Interface dataset entries
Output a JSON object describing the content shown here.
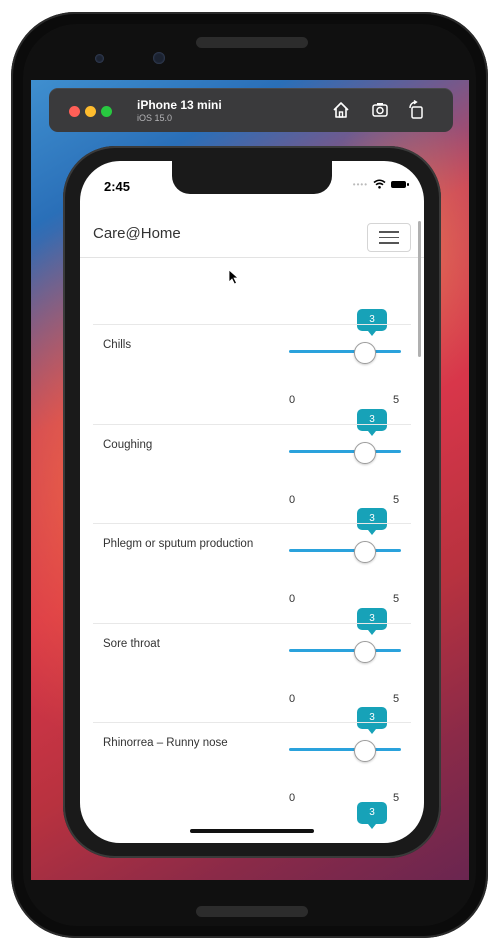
{
  "simulator": {
    "device_name": "iPhone 13 mini",
    "os_version": "iOS 15.0",
    "icons": [
      "home-icon",
      "screenshot-icon",
      "rotate-icon"
    ]
  },
  "status_bar": {
    "time": "2:45"
  },
  "app": {
    "title": "Care@Home",
    "menu_icon": "hamburger-menu-icon"
  },
  "slider_range": {
    "min": "0",
    "max": "5"
  },
  "symptoms": [
    {
      "label": "Chills",
      "value": "3",
      "level": 3
    },
    {
      "label": "Coughing",
      "value": "3",
      "level": 3
    },
    {
      "label": "Phlegm or sputum production",
      "value": "3",
      "level": 3
    },
    {
      "label": "Sore throat",
      "value": "3",
      "level": 3
    },
    {
      "label": "Rhinorrea – Runny nose",
      "value": "3",
      "level": 3
    }
  ],
  "partial_next_value": "3",
  "colors": {
    "accent": "#17a2b8",
    "slider_track": "#2aa2dc"
  }
}
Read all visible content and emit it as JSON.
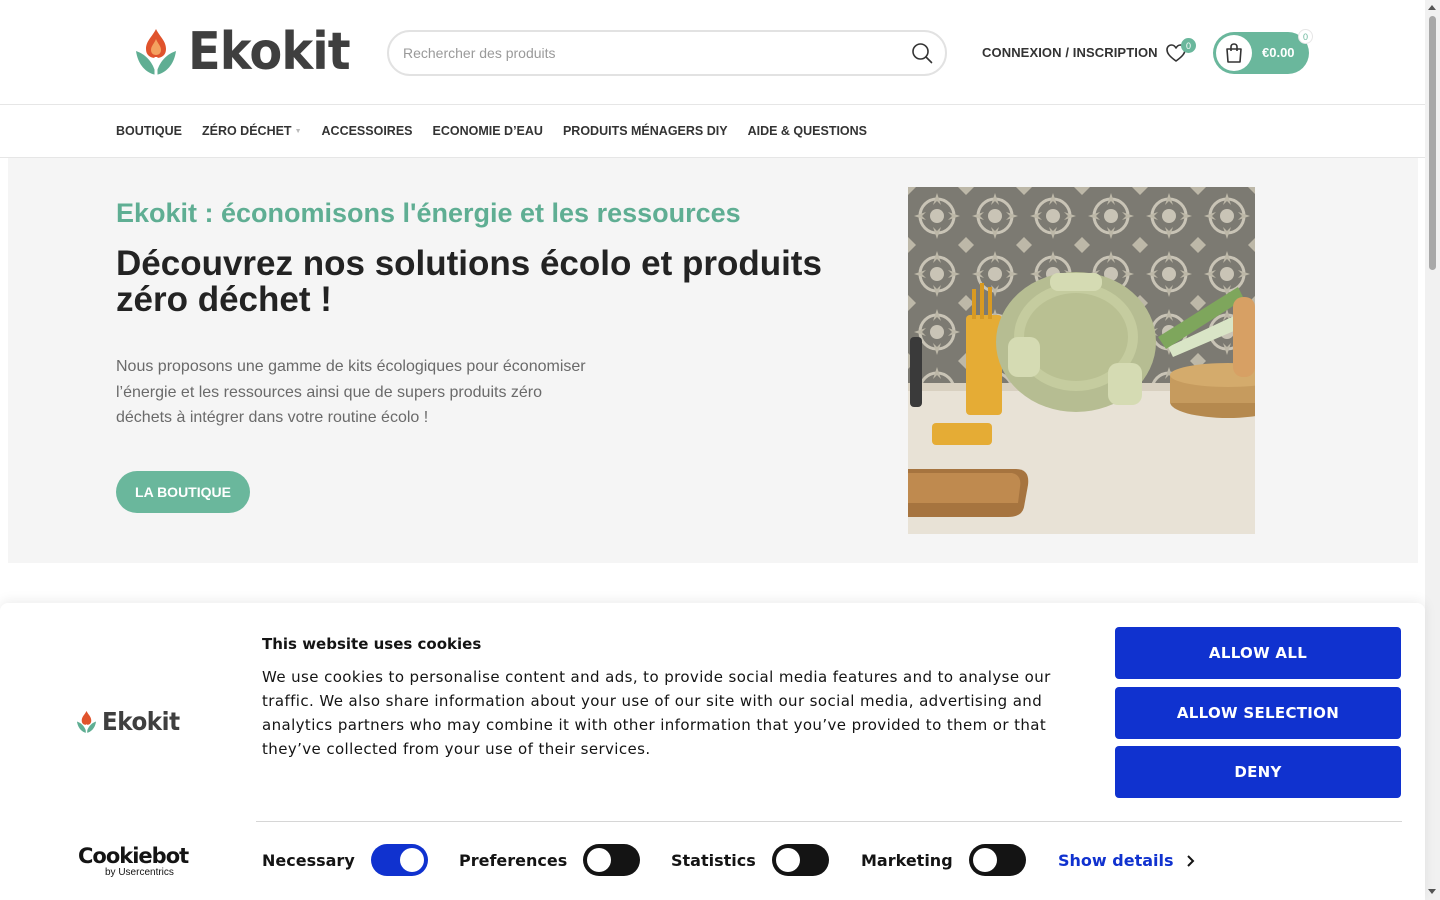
{
  "header": {
    "logo_text": "Ekokit",
    "search_placeholder": "Rechercher des produits",
    "login_label": "CONNEXION / INSCRIPTION",
    "wishlist_count": "0",
    "cart_total": "€0.00",
    "cart_count": "0"
  },
  "nav": {
    "items": [
      {
        "label": "BOUTIQUE"
      },
      {
        "label": "ZÉRO DÉCHET"
      },
      {
        "label": "ACCESSOIRES"
      },
      {
        "label": "ECONOMIE D’EAU"
      },
      {
        "label": "PRODUITS MÉNAGERS DIY"
      },
      {
        "label": "AIDE & QUESTIONS"
      }
    ]
  },
  "hero": {
    "kicker": "Ekokit : économisons l'énergie et les ressources",
    "title": "Découvrez nos solutions écolo et produits zéro déchet !",
    "text": "Nous proposons une gamme de kits écologiques pour économiser l’énergie et les ressources ainsi que de supers produits zéro déchets à intégrer dans votre routine écolo !",
    "button": "LA BOUTIQUE"
  },
  "cookie": {
    "logo_text": "Ekokit",
    "title": "This website uses cookies",
    "body": "We use cookies to personalise content and ads, to provide social media features and to analyse our traffic. We also share information about your use of our site with our social media, advertising and analytics partners who may combine it with other information that you’ve provided to them or that they’ve collected from your use of their services.",
    "allow_all": "ALLOW ALL",
    "allow_selection": "ALLOW SELECTION",
    "deny": "DENY",
    "provider_name": "Cookiebot",
    "provider_sub": "by Usercentrics",
    "options": [
      {
        "label": "Necessary",
        "enabled": true
      },
      {
        "label": "Preferences",
        "enabled": false
      },
      {
        "label": "Statistics",
        "enabled": false
      },
      {
        "label": "Marketing",
        "enabled": false
      }
    ],
    "show_details": "Show details"
  },
  "colors": {
    "brand_green": "#6ab79c",
    "cookie_blue": "#1032cf",
    "hero_bg": "#f5f5f5"
  }
}
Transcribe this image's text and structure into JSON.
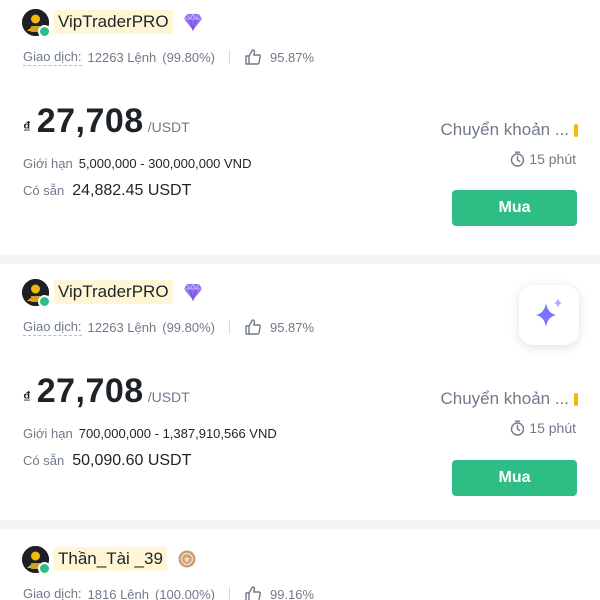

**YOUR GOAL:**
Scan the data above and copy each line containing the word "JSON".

**WRITTEN RESPONSE:**
Output a JSON object describing the content shown here.
Read all visible content and emit it as JSON.
Transcribe this image's text and structure into JSON.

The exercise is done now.